WHAT THE TASK REQUIRES:
Tally how many lines in the data hold the word "account", and give the result with no other text.

SOURCE DATA:

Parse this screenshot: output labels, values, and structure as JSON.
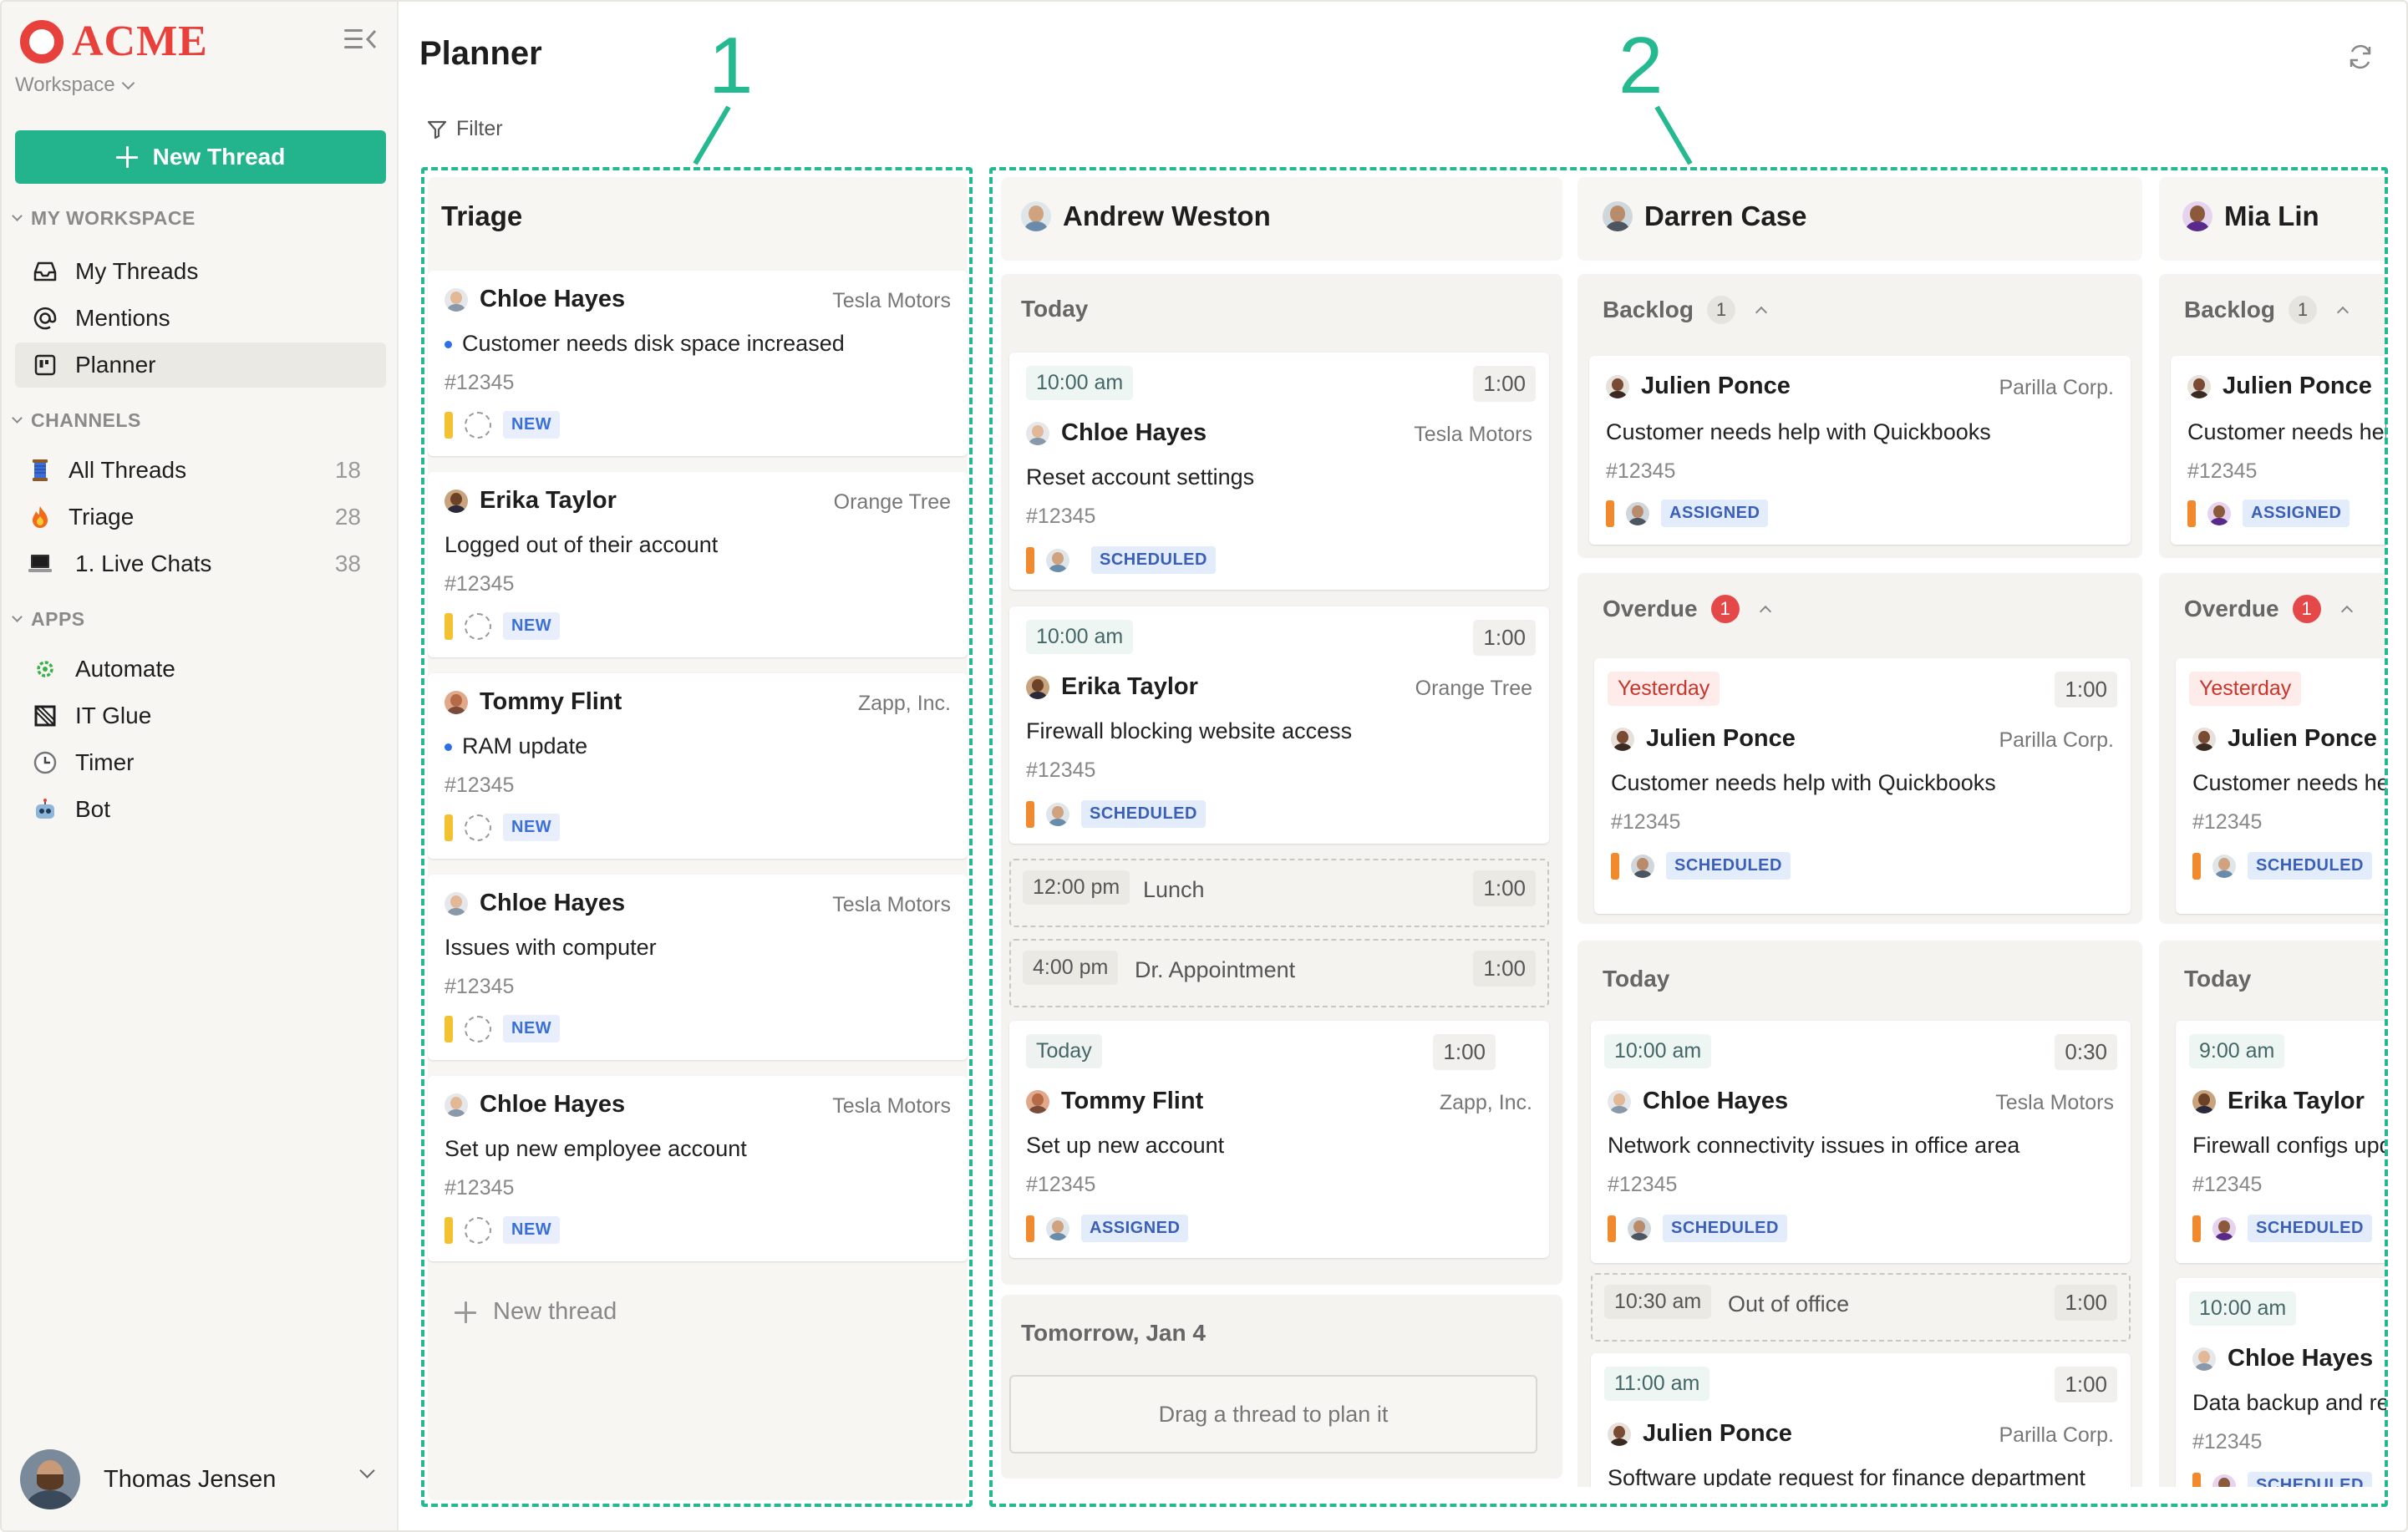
{
  "brand": {
    "name": "ACME",
    "color": "#e8413c"
  },
  "accent": "#23b48d",
  "sidebar": {
    "workspace": "Workspace",
    "new_thread": "New Thread",
    "section_workspace": "MY WORKSPACE",
    "workspace_items": [
      {
        "label": "My Threads",
        "icon": "inbox-icon"
      },
      {
        "label": "Mentions",
        "icon": "at-icon"
      },
      {
        "label": "Planner",
        "icon": "planner-icon",
        "active": true
      }
    ],
    "section_channels": "CHANNELS",
    "channels": [
      {
        "label": "All Threads",
        "count": "18",
        "icon": "spool-icon"
      },
      {
        "label": "Triage",
        "count": "28",
        "icon": "fire-icon"
      },
      {
        "label": "1. Live Chats",
        "count": "38",
        "icon": "laptop-icon"
      }
    ],
    "section_apps": "APPS",
    "apps": [
      {
        "label": "Automate",
        "icon": "gear-icon"
      },
      {
        "label": "IT Glue",
        "icon": "itglue-icon"
      },
      {
        "label": "Timer",
        "icon": "clock-icon"
      },
      {
        "label": "Bot",
        "icon": "robot-icon"
      }
    ],
    "user": "Thomas Jensen"
  },
  "page": {
    "title": "Planner",
    "filter": "Filter"
  },
  "callouts": {
    "one": "1",
    "two": "2"
  },
  "triage": {
    "title": "Triage",
    "cards": [
      {
        "name": "Chloe Hayes",
        "org": "Tesla Motors",
        "desc": "Customer needs disk space increased",
        "dot": true,
        "num": "#12345",
        "tag": "NEW"
      },
      {
        "name": "Erika Taylor",
        "org": "Orange Tree",
        "desc": "Logged out of their account",
        "dot": false,
        "num": "#12345",
        "tag": "NEW"
      },
      {
        "name": "Tommy Flint",
        "org": "Zapp, Inc.",
        "desc": "RAM update",
        "dot": true,
        "num": "#12345",
        "tag": "NEW"
      },
      {
        "name": "Chloe Hayes",
        "org": "Tesla Motors",
        "desc": "Issues with computer",
        "dot": false,
        "num": "#12345",
        "tag": "NEW"
      },
      {
        "name": "Chloe Hayes",
        "org": "Tesla Motors",
        "desc": "Set up new employee account",
        "dot": false,
        "num": "#12345",
        "tag": "NEW"
      }
    ],
    "new_thread": "New thread"
  },
  "andrew": {
    "name": "Andrew Weston",
    "today": "Today",
    "c1": {
      "time": "10:00 am",
      "dur": "1:00",
      "name": "Chloe Hayes",
      "org": "Tesla Motors",
      "desc": "Reset account settings",
      "num": "#12345",
      "tag": "SCHEDULED"
    },
    "c2": {
      "time": "10:00 am",
      "dur": "1:00",
      "name": "Erika Taylor",
      "org": "Orange Tree",
      "desc": "Firewall blocking website access",
      "num": "#12345",
      "tag": "SCHEDULED"
    },
    "e1": {
      "time": "12:00 pm",
      "name": "Lunch",
      "dur": "1:00"
    },
    "e2": {
      "time": "4:00 pm",
      "name": "Dr. Appointment",
      "dur": "1:00"
    },
    "c3": {
      "time": "Today",
      "dur": "1:00",
      "name": "Tommy Flint",
      "org": "Zapp, Inc.",
      "desc": "Set up new account",
      "num": "#12345",
      "tag": "ASSIGNED"
    },
    "tomorrow": "Tomorrow, Jan 4",
    "drag": "Drag a thread to plan it"
  },
  "darren": {
    "name": "Darren Case",
    "backlog": "Backlog",
    "backlog_count": "1",
    "b1": {
      "name": "Julien Ponce",
      "org": "Parilla Corp.",
      "desc": "Customer needs help with Quickbooks",
      "num": "#12345",
      "tag": "ASSIGNED"
    },
    "overdue": "Overdue",
    "overdue_count": "1",
    "o1": {
      "time": "Yesterday",
      "dur": "1:00",
      "name": "Julien Ponce",
      "org": "Parilla Corp.",
      "desc": "Customer needs help with Quickbooks",
      "num": "#12345",
      "tag": "SCHEDULED"
    },
    "today": "Today",
    "t1": {
      "time": "10:00 am",
      "dur": "0:30",
      "name": "Chloe Hayes",
      "org": "Tesla Motors",
      "desc": "Network connectivity issues in office area",
      "num": "#12345",
      "tag": "SCHEDULED"
    },
    "e1": {
      "time": "10:30 am",
      "name": "Out of office",
      "dur": "1:00"
    },
    "t2": {
      "time": "11:00 am",
      "dur": "1:00",
      "name": "Julien Ponce",
      "org": "Parilla Corp.",
      "desc": "Software update request for finance department"
    }
  },
  "mia": {
    "name": "Mia Lin",
    "backlog": "Backlog",
    "backlog_count": "1",
    "b1": {
      "name": "Julien Ponce",
      "desc": "Customer needs help with Quickbooks",
      "num": "#12345",
      "tag": "ASSIGNED"
    },
    "overdue": "Overdue",
    "overdue_count": "1",
    "o1": {
      "time": "Yesterday",
      "name": "Julien Ponce",
      "desc": "Customer needs help with Quickbooks",
      "num": "#12345",
      "tag": "SCHEDULED"
    },
    "today": "Today",
    "t1": {
      "time": "9:00 am",
      "name": "Erika Taylor",
      "desc": "Firewall configs update",
      "num": "#12345",
      "tag": "SCHEDULED"
    },
    "t2": {
      "time": "10:00 am",
      "name": "Chloe Hayes",
      "desc": "Data backup and recovery",
      "num": "#12345",
      "tag": "SCHEDULED"
    }
  }
}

REPLY:
4